Data about app and page elements:
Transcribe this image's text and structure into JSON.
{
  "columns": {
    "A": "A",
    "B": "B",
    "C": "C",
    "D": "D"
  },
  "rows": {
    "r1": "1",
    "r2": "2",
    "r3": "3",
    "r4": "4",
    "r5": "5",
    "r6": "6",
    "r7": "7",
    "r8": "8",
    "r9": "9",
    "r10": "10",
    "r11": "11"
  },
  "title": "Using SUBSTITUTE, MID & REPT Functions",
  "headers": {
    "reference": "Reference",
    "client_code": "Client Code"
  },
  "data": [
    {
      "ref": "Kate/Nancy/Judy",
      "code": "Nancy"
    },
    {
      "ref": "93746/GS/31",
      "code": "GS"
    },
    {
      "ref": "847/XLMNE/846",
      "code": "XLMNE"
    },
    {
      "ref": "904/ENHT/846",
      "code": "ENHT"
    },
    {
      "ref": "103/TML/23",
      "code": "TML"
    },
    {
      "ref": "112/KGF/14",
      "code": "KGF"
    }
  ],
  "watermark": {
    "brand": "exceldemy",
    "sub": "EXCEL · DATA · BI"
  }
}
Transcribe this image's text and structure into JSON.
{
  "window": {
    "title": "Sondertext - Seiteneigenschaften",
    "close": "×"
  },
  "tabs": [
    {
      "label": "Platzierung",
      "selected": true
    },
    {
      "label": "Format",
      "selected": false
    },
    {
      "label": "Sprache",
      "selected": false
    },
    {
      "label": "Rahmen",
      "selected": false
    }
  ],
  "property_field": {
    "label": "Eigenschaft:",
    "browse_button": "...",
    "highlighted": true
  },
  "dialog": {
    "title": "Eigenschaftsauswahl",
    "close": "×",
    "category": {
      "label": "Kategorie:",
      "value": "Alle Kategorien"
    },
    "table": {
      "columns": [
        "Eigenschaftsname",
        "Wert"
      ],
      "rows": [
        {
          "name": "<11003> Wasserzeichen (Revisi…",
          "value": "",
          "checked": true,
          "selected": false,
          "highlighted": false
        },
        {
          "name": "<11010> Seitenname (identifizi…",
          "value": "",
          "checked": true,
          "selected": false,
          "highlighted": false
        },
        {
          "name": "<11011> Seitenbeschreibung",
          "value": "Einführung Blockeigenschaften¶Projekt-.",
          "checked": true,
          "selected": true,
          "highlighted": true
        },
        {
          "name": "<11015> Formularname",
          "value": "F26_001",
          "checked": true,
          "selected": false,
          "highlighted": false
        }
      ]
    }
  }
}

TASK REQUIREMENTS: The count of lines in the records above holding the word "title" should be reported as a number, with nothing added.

SOLUTION TO THIS TASK: 3